Data and demand

The second panel, Data and stewardship: Navigating the pitfalls, discussed the use and limitation of ESG data providers. “In ESG there isn’t yet a one-size-fits-all framework,” said Edris Boey, head of ESG research at Maitri Asset Management. Similarly, what each company is trying to ‘solve’ or improve when it comes to ESG or sustainability might be different, added Andy Howard, global head of sustainable investment at Schroders, also adding to the difficulty in rating them.

Boey went on to add that sometimes Chinese companies only have disclosures in Chinese and this is why they are not picked up by mainstream data providers, rather than because they have lower ESG credentials. Nevertheless there are some shortcomings in long-standing data providers, said Iain Richards, head of global responsible investment policy at Columbia Threadneedle Investments.

The final panel, Satisfying demand: ESG investment solutions, looked at where Asia is on its ESG journey compared with other regions, with Kanol Pal, senior adviser, responsible investments at BNP Paribas Wealth Management saying regulation, leadership from pension funds and increased awareness are the main drivers for the increased demand for sustainable investing in Asia. Covid’s also had a big part to play in spotlighting corporate behaviour, added Yvonne Leung, head of managed solutions Asia at JP Morgan.

ESG investing in Asia is starting later, said Anne-Laurence Roucher, deputy CEO, head of development, finance, and operations, Mirova, but is moving much faster overall. This creates opportunities, said Preyesh Patel, senior ESG analyst, Franklin Templeton Emerging Markets Equity at Franklin Templeton.

The full Asia-focused event can be viewed after free registration. The US-based and the UK/Europe-based event also are available on demand.


Natasha Turner

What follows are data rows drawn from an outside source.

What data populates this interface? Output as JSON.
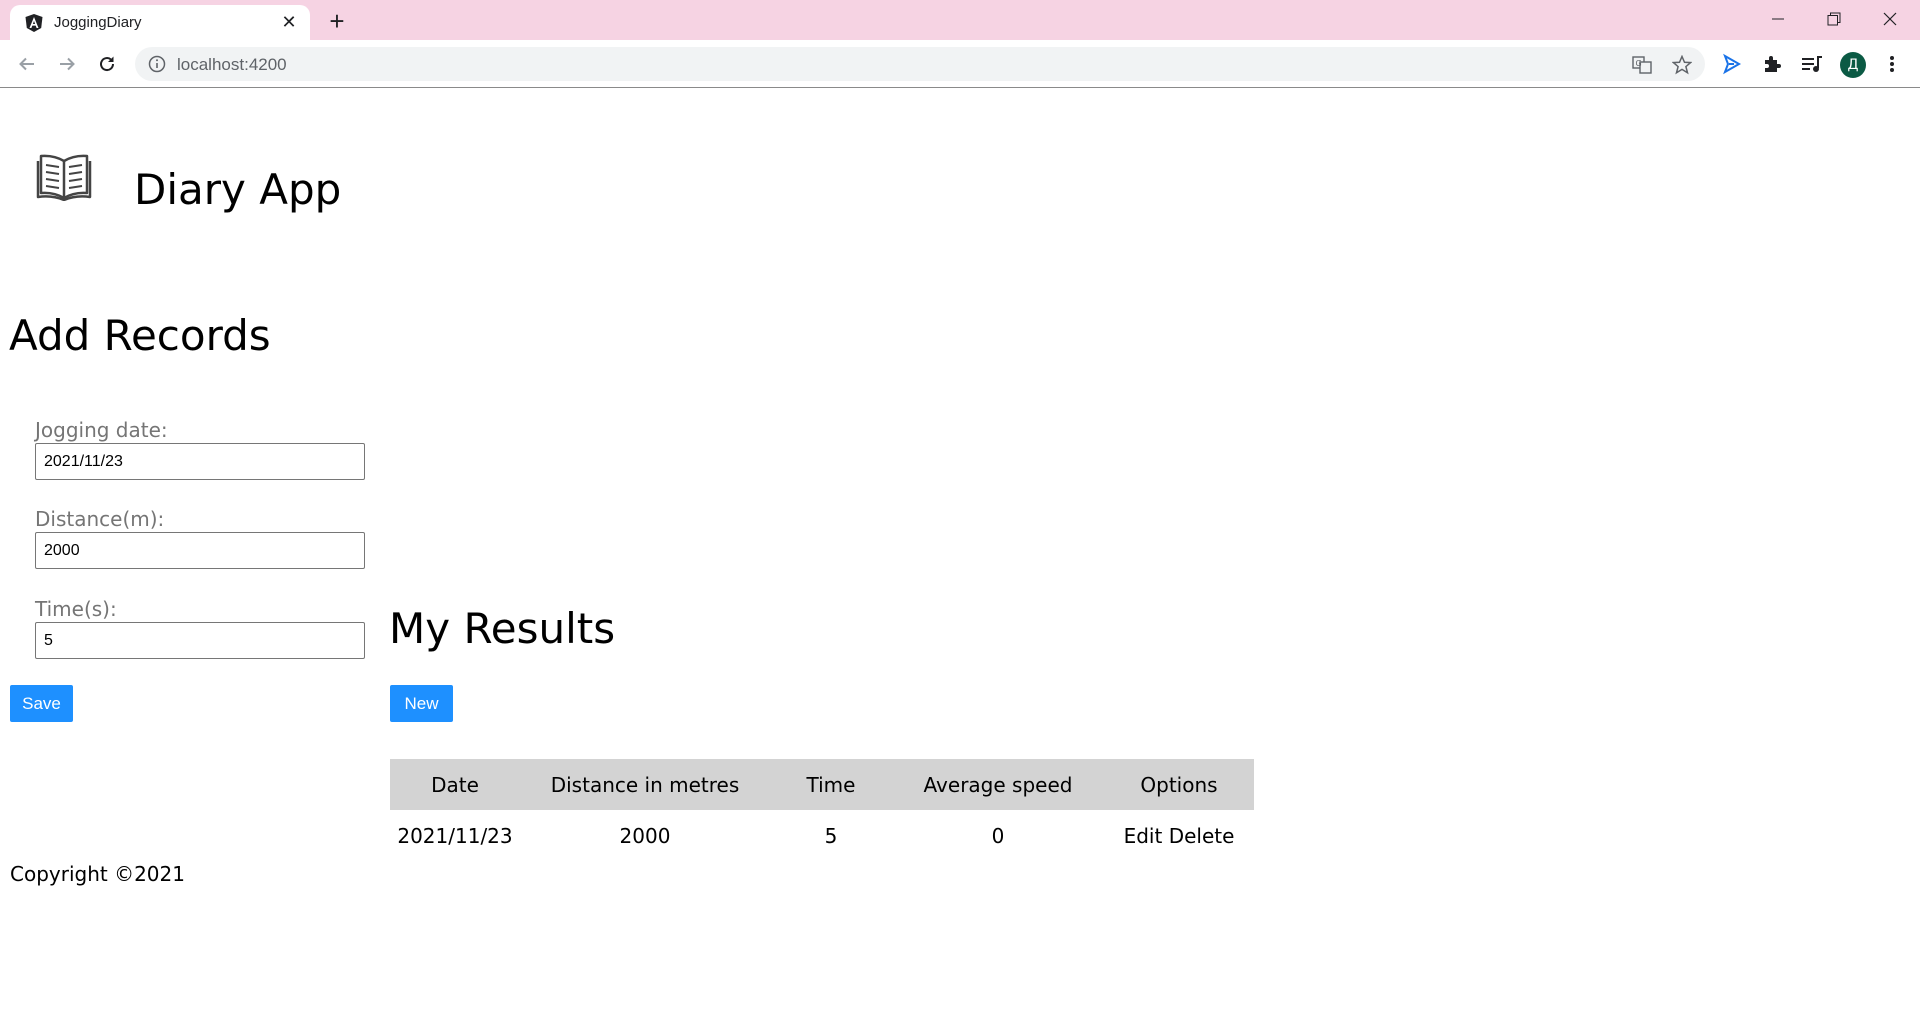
{
  "browser": {
    "tab_title": "JoggingDiary",
    "url": "localhost:4200",
    "avatar_letter": "Д"
  },
  "app": {
    "title": "Diary App"
  },
  "add_records": {
    "title": "Add Records",
    "date_label": "Jogging date:",
    "date_value": "2021/11/23",
    "distance_label": "Distance(m):",
    "distance_value": "2000",
    "time_label": "Time(s):",
    "time_value": "5",
    "save_label": "Save"
  },
  "results": {
    "title": "My Results",
    "new_label": "New",
    "columns": [
      "Date",
      "Distance in metres",
      "Time",
      "Average speed",
      "Options"
    ],
    "rows": [
      {
        "date": "2021/11/23",
        "distance": "2000",
        "time": "5",
        "speed": "0",
        "edit": "Edit",
        "delete": "Delete"
      }
    ]
  },
  "footer": {
    "text": "Copyright ©2021"
  },
  "colors": {
    "tabstrip": "#f6d3e3",
    "button": "#1e90ff",
    "table_header": "#d3d3d3",
    "avatar": "#0b5a44"
  }
}
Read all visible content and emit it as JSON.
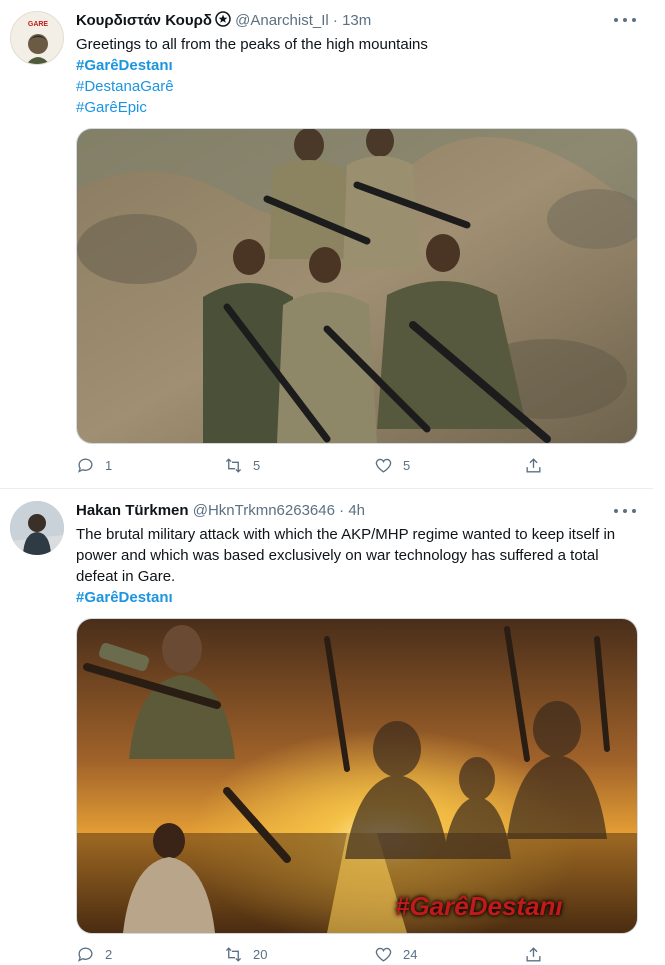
{
  "tweets": [
    {
      "author": "Κουρδιστάν Κουρδ",
      "badge_icon": "star-badge-icon",
      "handle": "@Anarchist_Il",
      "separator": "·",
      "time": "13m",
      "text": "Greetings to all from the peaks of the high mountains",
      "hashtags": [
        "#GarêDestanı",
        "#DestanaGarê",
        "#GarêEpic"
      ],
      "image_alt": "Group of five armed fighters crouching on a rocky, dry hillside",
      "actions": {
        "reply": "1",
        "retweet": "5",
        "like": "5"
      }
    },
    {
      "author": "Hakan Türkmen",
      "handle": "@HknTrkmn6263646",
      "separator": "·",
      "time": "4h",
      "text": "The brutal military attack with which the AKP/MHP regime wanted to keep itself in power and which was based exclusively on war technology has suffered a total defeat in Gare.",
      "hashtags": [
        "#GarêDestanı"
      ],
      "image_alt": "Sunset over water with silhouettes of armed fighters",
      "image_caption": "#GarêDestanı",
      "actions": {
        "reply": "2",
        "retweet": "20",
        "like": "24"
      }
    }
  ],
  "colors": {
    "link": "#1b95e0",
    "muted": "#5b7083",
    "image_caption": "#c21a1a"
  }
}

Natasha is global editor at ESG Clarity, part of Mark Allen Financial, and has been a financial journalist for seven years. She has been shortlisted for Story of the Year and Investment Journalist of the...